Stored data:
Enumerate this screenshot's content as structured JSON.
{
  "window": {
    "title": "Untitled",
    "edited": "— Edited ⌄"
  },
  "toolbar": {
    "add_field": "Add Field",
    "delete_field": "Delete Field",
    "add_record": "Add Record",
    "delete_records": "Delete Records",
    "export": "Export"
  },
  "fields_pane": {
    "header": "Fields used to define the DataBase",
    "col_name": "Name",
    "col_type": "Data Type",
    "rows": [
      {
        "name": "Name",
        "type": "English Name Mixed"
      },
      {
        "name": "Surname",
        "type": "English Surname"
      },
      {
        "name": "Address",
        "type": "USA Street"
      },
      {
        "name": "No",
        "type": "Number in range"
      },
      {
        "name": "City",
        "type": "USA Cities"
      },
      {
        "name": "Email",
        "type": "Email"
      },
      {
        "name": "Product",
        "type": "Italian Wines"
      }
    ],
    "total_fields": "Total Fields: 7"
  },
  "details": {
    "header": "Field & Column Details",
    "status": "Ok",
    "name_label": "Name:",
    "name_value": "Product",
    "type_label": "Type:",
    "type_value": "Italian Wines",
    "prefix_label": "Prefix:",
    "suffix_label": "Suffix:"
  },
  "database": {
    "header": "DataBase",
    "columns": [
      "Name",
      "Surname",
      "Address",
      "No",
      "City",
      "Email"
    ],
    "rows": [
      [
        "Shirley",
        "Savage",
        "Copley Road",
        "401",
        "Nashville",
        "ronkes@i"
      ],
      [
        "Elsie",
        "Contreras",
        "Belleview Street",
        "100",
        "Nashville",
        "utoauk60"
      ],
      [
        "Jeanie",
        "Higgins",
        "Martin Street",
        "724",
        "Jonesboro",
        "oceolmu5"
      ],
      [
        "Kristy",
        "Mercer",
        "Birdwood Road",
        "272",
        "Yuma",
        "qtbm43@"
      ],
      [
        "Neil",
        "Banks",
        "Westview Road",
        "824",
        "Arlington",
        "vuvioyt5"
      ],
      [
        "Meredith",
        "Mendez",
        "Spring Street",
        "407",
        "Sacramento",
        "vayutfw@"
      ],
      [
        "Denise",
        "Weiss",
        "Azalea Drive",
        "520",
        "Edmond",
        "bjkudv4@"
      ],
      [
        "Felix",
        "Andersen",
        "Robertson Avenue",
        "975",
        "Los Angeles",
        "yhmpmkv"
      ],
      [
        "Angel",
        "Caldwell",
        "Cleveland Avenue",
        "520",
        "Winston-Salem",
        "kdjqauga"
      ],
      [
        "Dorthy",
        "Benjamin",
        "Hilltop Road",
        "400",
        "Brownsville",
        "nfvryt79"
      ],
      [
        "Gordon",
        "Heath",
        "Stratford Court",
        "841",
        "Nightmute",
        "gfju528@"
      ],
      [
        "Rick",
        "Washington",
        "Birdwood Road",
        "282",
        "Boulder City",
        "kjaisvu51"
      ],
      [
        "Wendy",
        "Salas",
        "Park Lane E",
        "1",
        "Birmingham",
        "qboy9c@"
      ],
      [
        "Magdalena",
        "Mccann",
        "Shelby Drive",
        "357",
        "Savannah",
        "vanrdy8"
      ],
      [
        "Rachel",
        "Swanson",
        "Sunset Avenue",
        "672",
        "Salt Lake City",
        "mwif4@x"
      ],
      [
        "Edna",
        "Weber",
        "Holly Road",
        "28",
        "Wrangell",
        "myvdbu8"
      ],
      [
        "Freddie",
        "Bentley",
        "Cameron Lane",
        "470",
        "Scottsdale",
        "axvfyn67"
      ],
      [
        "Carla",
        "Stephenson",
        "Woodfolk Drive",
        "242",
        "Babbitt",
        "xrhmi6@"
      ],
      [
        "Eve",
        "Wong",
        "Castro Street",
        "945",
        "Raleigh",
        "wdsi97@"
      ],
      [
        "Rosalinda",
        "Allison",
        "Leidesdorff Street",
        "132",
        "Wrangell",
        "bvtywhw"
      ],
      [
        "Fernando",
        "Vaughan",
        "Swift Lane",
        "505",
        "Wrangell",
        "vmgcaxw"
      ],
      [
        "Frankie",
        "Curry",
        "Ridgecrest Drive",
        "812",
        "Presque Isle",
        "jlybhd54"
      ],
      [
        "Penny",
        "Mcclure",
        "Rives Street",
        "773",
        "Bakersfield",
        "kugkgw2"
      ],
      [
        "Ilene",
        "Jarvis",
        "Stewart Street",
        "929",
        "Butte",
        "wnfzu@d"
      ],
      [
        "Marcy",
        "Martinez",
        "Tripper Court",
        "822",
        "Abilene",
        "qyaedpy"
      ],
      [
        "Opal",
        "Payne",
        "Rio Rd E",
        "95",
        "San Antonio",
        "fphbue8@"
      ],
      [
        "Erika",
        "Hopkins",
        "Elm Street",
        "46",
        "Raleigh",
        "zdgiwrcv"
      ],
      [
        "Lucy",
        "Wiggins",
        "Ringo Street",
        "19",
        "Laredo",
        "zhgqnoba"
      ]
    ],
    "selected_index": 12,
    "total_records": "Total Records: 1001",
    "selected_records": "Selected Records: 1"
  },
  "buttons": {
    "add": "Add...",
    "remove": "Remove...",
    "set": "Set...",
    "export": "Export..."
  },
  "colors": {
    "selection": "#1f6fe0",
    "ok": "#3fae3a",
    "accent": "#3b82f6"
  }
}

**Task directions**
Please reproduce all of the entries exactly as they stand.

**Response below**
Enumerate this screenshot's content as structured JSON.
{
  "window": {
    "title": "Untitled",
    "edited": "— Edited ⌄"
  },
  "toolbar": {
    "add_field": "Add Field",
    "delete_field": "Delete Field",
    "add_record": "Add Record",
    "delete_records": "Delete Records",
    "export": "Export"
  },
  "fields_pane": {
    "header": "Fields used to define the DataBase",
    "col_name": "Name",
    "col_type": "Data Type",
    "rows": [
      {
        "name": "Name",
        "type": "English Name Mixed"
      },
      {
        "name": "Surname",
        "type": "English Surname"
      },
      {
        "name": "Address",
        "type": "USA Street"
      },
      {
        "name": "No",
        "type": "Number in range"
      },
      {
        "name": "City",
        "type": "USA Cities"
      },
      {
        "name": "Email",
        "type": "Email"
      },
      {
        "name": "Product",
        "type": "Italian Wines"
      }
    ],
    "total_fields": "Total Fields: 7"
  },
  "details": {
    "header": "Field & Column Details",
    "status": "Ok",
    "name_label": "Name:",
    "name_value": "Product",
    "type_label": "Type:",
    "type_value": "Italian Wines",
    "prefix_label": "Prefix:",
    "suffix_label": "Suffix:"
  },
  "database": {
    "header": "DataBase",
    "columns": [
      "Name",
      "Surname",
      "Address",
      "No",
      "City",
      "Email"
    ],
    "rows": [
      [
        "Shirley",
        "Savage",
        "Copley Road",
        "401",
        "Nashville",
        "ronkes@i"
      ],
      [
        "Elsie",
        "Contreras",
        "Belleview Street",
        "100",
        "Nashville",
        "utoauk60"
      ],
      [
        "Jeanie",
        "Higgins",
        "Martin Street",
        "724",
        "Jonesboro",
        "oceolmu5"
      ],
      [
        "Kristy",
        "Mercer",
        "Birdwood Road",
        "272",
        "Yuma",
        "qtbm43@"
      ],
      [
        "Neil",
        "Banks",
        "Westview Road",
        "824",
        "Arlington",
        "vuvioyt5"
      ],
      [
        "Meredith",
        "Mendez",
        "Spring Street",
        "407",
        "Sacramento",
        "vayutfw@"
      ],
      [
        "Denise",
        "Weiss",
        "Azalea Drive",
        "520",
        "Edmond",
        "bjkudv4@"
      ],
      [
        "Felix",
        "Andersen",
        "Robertson Avenue",
        "975",
        "Los Angeles",
        "yhmpmkv"
      ],
      [
        "Angel",
        "Caldwell",
        "Cleveland Avenue",
        "520",
        "Winston-Salem",
        "kdjqauga"
      ],
      [
        "Dorthy",
        "Benjamin",
        "Hilltop Road",
        "400",
        "Brownsville",
        "nfvryt79"
      ],
      [
        "Gordon",
        "Heath",
        "Stratford Court",
        "841",
        "Nightmute",
        "gfju528@"
      ],
      [
        "Rick",
        "Washington",
        "Birdwood Road",
        "282",
        "Boulder City",
        "kjaisvu51"
      ],
      [
        "Wendy",
        "Salas",
        "Park Lane E",
        "1",
        "Birmingham",
        "qboy9c@"
      ],
      [
        "Magdalena",
        "Mccann",
        "Shelby Drive",
        "357",
        "Savannah",
        "vanrdy8"
      ],
      [
        "Rachel",
        "Swanson",
        "Sunset Avenue",
        "672",
        "Salt Lake City",
        "mwif4@x"
      ],
      [
        "Edna",
        "Weber",
        "Holly Road",
        "28",
        "Wrangell",
        "myvdbu8"
      ],
      [
        "Freddie",
        "Bentley",
        "Cameron Lane",
        "470",
        "Scottsdale",
        "axvfyn67"
      ],
      [
        "Carla",
        "Stephenson",
        "Woodfolk Drive",
        "242",
        "Babbitt",
        "xrhmi6@"
      ],
      [
        "Eve",
        "Wong",
        "Castro Street",
        "945",
        "Raleigh",
        "wdsi97@"
      ],
      [
        "Rosalinda",
        "Allison",
        "Leidesdorff Street",
        "132",
        "Wrangell",
        "bvtywhw"
      ],
      [
        "Fernando",
        "Vaughan",
        "Swift Lane",
        "505",
        "Wrangell",
        "vmgcaxw"
      ],
      [
        "Frankie",
        "Curry",
        "Ridgecrest Drive",
        "812",
        "Presque Isle",
        "jlybhd54"
      ],
      [
        "Penny",
        "Mcclure",
        "Rives Street",
        "773",
        "Bakersfield",
        "kugkgw2"
      ],
      [
        "Ilene",
        "Jarvis",
        "Stewart Street",
        "929",
        "Butte",
        "wnfzu@d"
      ],
      [
        "Marcy",
        "Martinez",
        "Tripper Court",
        "822",
        "Abilene",
        "qyaedpy"
      ],
      [
        "Opal",
        "Payne",
        "Rio Rd E",
        "95",
        "San Antonio",
        "fphbue8@"
      ],
      [
        "Erika",
        "Hopkins",
        "Elm Street",
        "46",
        "Raleigh",
        "zdgiwrcv"
      ],
      [
        "Lucy",
        "Wiggins",
        "Ringo Street",
        "19",
        "Laredo",
        "zhgqnoba"
      ]
    ],
    "selected_index": 12,
    "total_records": "Total Records: 1001",
    "selected_records": "Selected Records: 1"
  },
  "buttons": {
    "add": "Add...",
    "remove": "Remove...",
    "set": "Set...",
    "export": "Export..."
  },
  "colors": {
    "selection": "#1f6fe0",
    "ok": "#3fae3a",
    "accent": "#3b82f6"
  }
}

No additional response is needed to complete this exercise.